Supplied data ::

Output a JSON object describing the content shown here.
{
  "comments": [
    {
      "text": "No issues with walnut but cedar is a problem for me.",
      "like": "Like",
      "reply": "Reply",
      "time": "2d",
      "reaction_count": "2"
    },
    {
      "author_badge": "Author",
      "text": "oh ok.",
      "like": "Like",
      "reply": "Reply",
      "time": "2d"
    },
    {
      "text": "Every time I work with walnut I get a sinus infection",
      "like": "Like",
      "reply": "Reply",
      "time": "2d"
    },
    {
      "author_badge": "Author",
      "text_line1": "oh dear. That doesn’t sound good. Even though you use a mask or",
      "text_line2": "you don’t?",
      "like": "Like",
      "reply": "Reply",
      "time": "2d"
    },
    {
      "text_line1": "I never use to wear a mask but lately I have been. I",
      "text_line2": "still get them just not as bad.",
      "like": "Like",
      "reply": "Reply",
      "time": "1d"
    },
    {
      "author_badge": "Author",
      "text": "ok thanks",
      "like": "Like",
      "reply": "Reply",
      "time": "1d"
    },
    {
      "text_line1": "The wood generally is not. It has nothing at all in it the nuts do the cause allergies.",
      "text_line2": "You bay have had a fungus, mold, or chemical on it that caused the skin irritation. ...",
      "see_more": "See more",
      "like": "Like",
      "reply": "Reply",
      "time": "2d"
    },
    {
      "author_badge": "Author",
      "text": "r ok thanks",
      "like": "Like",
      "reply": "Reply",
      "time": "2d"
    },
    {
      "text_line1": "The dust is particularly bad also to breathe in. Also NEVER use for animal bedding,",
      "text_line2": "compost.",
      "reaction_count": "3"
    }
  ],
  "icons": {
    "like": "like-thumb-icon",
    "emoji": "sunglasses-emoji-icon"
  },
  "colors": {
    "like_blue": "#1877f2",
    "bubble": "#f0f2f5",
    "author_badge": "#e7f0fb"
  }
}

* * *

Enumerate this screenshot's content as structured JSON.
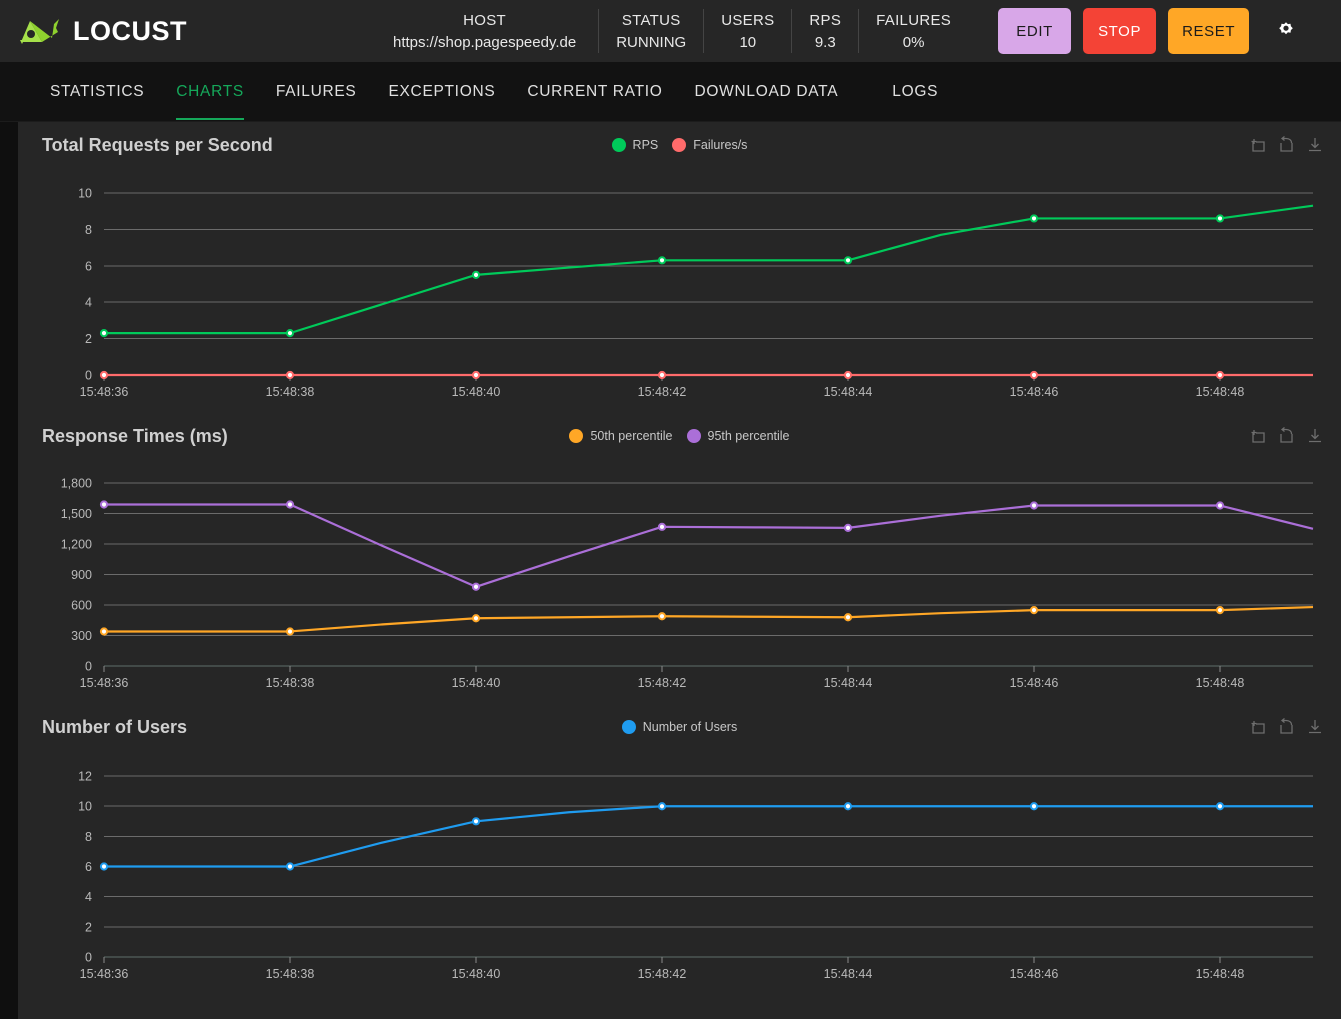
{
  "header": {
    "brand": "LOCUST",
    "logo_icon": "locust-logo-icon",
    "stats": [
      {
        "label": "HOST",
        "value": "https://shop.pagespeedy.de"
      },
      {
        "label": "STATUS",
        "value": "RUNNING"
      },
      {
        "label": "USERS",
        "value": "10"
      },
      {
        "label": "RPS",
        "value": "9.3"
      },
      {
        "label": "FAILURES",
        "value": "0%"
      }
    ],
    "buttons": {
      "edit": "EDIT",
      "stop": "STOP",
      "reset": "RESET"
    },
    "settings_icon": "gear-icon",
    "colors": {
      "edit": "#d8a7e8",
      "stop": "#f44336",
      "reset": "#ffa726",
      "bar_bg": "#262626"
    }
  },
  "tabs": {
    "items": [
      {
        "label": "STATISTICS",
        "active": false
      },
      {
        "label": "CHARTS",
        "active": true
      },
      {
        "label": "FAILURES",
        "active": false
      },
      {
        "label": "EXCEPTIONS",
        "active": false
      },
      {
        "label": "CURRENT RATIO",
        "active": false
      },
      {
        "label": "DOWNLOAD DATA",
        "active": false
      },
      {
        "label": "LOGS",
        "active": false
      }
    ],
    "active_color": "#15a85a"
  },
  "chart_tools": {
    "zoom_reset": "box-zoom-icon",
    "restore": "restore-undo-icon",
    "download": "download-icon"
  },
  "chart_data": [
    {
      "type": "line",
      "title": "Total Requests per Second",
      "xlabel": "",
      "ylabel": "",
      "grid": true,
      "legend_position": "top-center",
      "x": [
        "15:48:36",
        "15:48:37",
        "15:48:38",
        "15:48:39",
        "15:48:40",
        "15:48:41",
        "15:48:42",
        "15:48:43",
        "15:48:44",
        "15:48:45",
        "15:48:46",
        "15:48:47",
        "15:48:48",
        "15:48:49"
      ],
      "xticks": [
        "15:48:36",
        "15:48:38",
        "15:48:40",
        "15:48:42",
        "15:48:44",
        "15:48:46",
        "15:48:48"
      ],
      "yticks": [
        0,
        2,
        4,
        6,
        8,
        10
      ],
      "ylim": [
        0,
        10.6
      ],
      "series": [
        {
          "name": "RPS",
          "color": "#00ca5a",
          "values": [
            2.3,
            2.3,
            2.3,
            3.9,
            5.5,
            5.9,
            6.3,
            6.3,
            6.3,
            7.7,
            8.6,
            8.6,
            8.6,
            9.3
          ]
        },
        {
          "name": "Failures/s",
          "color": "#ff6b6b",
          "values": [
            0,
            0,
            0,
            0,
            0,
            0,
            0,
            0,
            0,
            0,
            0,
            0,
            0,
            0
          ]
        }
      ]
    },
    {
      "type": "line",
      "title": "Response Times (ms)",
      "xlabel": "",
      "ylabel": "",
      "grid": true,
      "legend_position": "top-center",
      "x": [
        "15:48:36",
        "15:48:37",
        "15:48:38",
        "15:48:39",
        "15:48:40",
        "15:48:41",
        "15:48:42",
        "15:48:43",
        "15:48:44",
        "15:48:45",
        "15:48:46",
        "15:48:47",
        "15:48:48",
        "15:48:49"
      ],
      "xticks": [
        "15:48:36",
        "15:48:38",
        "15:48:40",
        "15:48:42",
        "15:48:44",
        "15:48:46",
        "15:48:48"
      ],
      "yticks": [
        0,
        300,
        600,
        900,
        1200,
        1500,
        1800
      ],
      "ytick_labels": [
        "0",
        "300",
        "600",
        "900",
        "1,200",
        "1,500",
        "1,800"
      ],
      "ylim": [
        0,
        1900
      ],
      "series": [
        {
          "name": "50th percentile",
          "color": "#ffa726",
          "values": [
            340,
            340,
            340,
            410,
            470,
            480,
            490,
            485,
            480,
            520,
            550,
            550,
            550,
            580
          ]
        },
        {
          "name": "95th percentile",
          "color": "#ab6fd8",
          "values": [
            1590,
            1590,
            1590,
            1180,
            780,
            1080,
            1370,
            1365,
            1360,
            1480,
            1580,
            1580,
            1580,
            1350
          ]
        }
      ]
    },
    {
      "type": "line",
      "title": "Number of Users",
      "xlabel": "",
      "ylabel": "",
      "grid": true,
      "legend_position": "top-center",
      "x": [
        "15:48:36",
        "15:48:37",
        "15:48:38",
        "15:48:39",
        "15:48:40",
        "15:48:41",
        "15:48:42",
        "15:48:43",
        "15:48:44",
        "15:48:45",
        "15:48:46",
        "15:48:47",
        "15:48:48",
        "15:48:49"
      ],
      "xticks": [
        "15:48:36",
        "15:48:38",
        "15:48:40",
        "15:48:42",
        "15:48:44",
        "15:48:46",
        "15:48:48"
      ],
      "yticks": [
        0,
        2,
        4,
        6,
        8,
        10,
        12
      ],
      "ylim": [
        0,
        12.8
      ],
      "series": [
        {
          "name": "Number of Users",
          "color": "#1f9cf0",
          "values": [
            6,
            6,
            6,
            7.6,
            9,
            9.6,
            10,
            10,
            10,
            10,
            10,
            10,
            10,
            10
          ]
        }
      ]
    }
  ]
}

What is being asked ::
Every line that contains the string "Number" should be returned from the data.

Reply to the task ::
      "title": "Number of Users",
          "name": "Number of Users",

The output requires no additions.